Time to make the doughnuts

Because what a writer does is write. Because I said this blog is updated weekly, and it's been a week. Because when my brother owned a doughnut store, he got up at four or even three every morning to make the doughnuts, yeah, just like the guy in the commercial.

Because there's no such thing as writer's block. There's only the writer and the page and the words and you have to put the words on the page or you're not a writer.

You have to put the words on the page even when you think there's nothing to say. It's only when you start putting words on the page that you remember the German tourist in running clothes asking how to get to Castro, and then to Golden Gate Park, how you point back in the direction he came from and he's off and flying, ready to cover the whole city in his white running shoes.

And his shoes, like a dotted line, point the way to the blond sitting in a doorway, her head down. She asks for a cigarette when you're already past her. She doesn't look up, the words coming out of her like she's been saying them for years, pull her string and Spare a cigarette? and the string runs out and someone else walks by and her string is pulled again: Spare a cigarette?

From her to chalked exhortations on the sidewalk:
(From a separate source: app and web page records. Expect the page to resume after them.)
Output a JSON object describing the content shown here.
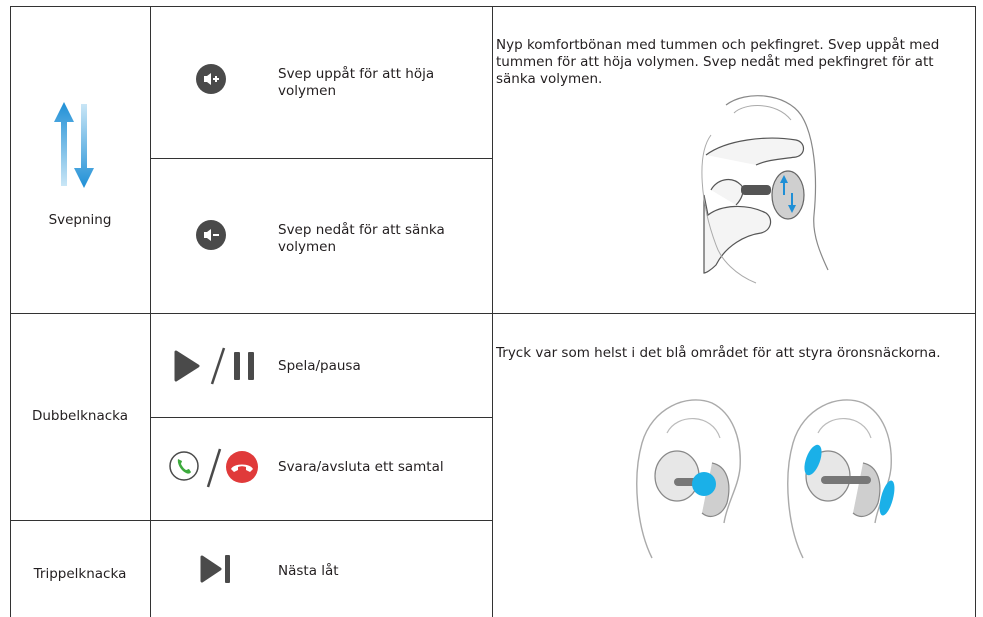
{
  "rows": {
    "swipe": {
      "label": "Svepning",
      "actions": [
        {
          "text": "Svep uppåt för att höja volymen",
          "icon": "volume-up-icon"
        },
        {
          "text": "Svep nedåt för att sänka volymen",
          "icon": "volume-down-icon"
        }
      ],
      "description": "Nyp komfortbönan med tummen och pekfingret. Svep uppåt med tummen för att höja volymen. Svep nedåt med pekfingret för att sänka volymen."
    },
    "double_tap": {
      "label": "Dubbelknacka",
      "actions": [
        {
          "text": "Spela/pausa",
          "icon": "play-pause-icon"
        },
        {
          "text": "Svara/avsluta ett samtal",
          "icon": "answer-end-call-icon"
        }
      ],
      "description": "Tryck var som helst i det blå området för att styra öronsnäckorna."
    },
    "triple_tap": {
      "label": "Trippelknacka",
      "actions": [
        {
          "text": "Nästa låt",
          "icon": "next-track-icon"
        }
      ]
    }
  },
  "colors": {
    "border": "#333333",
    "icon_gray": "#4a4a4a",
    "tap_blue": "#1ab0e8",
    "call_green": "#3daa3d",
    "call_red": "#e03a3a"
  }
}
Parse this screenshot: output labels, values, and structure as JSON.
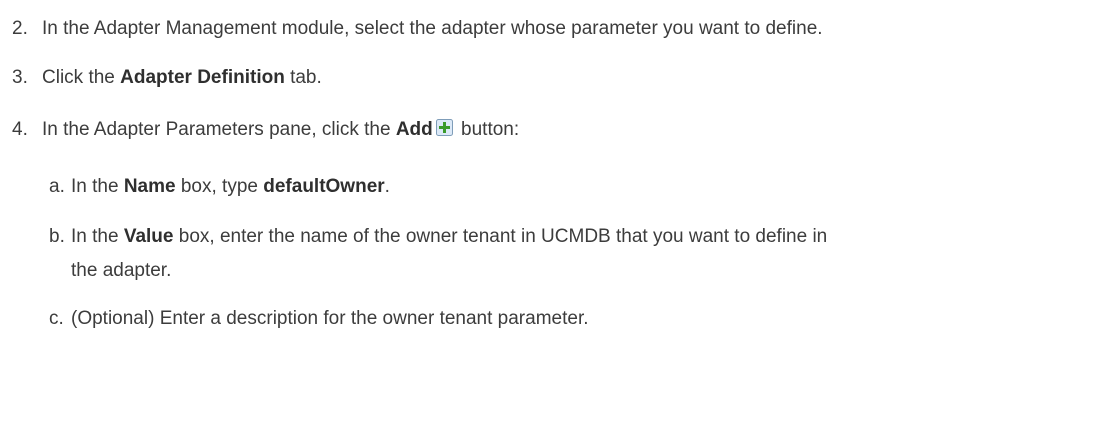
{
  "steps": [
    {
      "number": "2.",
      "text": "In the Adapter Management module, select the adapter whose parameter you want to define."
    },
    {
      "number": "3.",
      "pre": "Click the ",
      "bold": "Adapter Definition",
      "post": " tab."
    },
    {
      "number": "4.",
      "pre": "In the Adapter Parameters pane, click the ",
      "bold": "Add",
      "icon": "add-plus-icon",
      "post": " button:",
      "substeps": [
        {
          "letter": "a.",
          "pre": "In the ",
          "bold1": "Name",
          "mid": " box, type ",
          "bold2": "defaultOwner",
          "post": "."
        },
        {
          "letter": "b.",
          "pre": "In the ",
          "bold": "Value",
          "post": " box, enter the name of the owner tenant in UCMDB that you want to define in",
          "continuation": "the adapter."
        },
        {
          "letter": "c.",
          "text": "(Optional) Enter a description for the owner tenant parameter."
        }
      ]
    }
  ],
  "colors": {
    "text": "#3c3c3c",
    "icon_fill": "#dce9f7",
    "icon_plus": "#3a9a2a"
  }
}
It May Not Seem Like It, But Things Will Get Better
You Rock My Socks
I Am A Better Person Because Of You

A neighborhood crackhead wavers on his feet, burning cig between his fingers. His eyes trace the one that reads:

You Are Exactly Where You Need To Be


Dr. Srtockton said...

Did someone say, time to make see doughnuts?

OK, your post was better than my reply (natch)

Anonymous said...

Hey, there. This is a bit random, ma belle, but tangentially, it's about a writer and I found it interesting b/c I like her work and b/c you know how I keep getting attracted to Hollow Persons.

"How good a writer was she? Strangers On A Train, The Price of Salt, and The Talented Mr Ripley, are hypnotic and amoral novels, pushing past any genre, unsettling the reader and using the limitations of her prose style – her karate chop syntax - to create a powerful effect. My own feeling is that when Highsmith consciously tried to be literary it never worked, and when she went for money and fame (the more she earned the meaner she became), she found a formula and lost her form. It wasn’t the supposed confines of crime writing that was the problem, but her increasing refusal – in love or in work – to let a relationship happen. And art is always about relationship - to the material, to the self, and to the world in all its chaos and intrusion, its terror and its glory." Jeanette Winterson

Geo said...

Off-topic, but I think you'll like reading this piece a friend of mine wrote:

Chemical Billy said...

Dr. Stockton, you make me laugh.

Bee and Geo - I love that you've been prompted to lateral connections. Thank you both!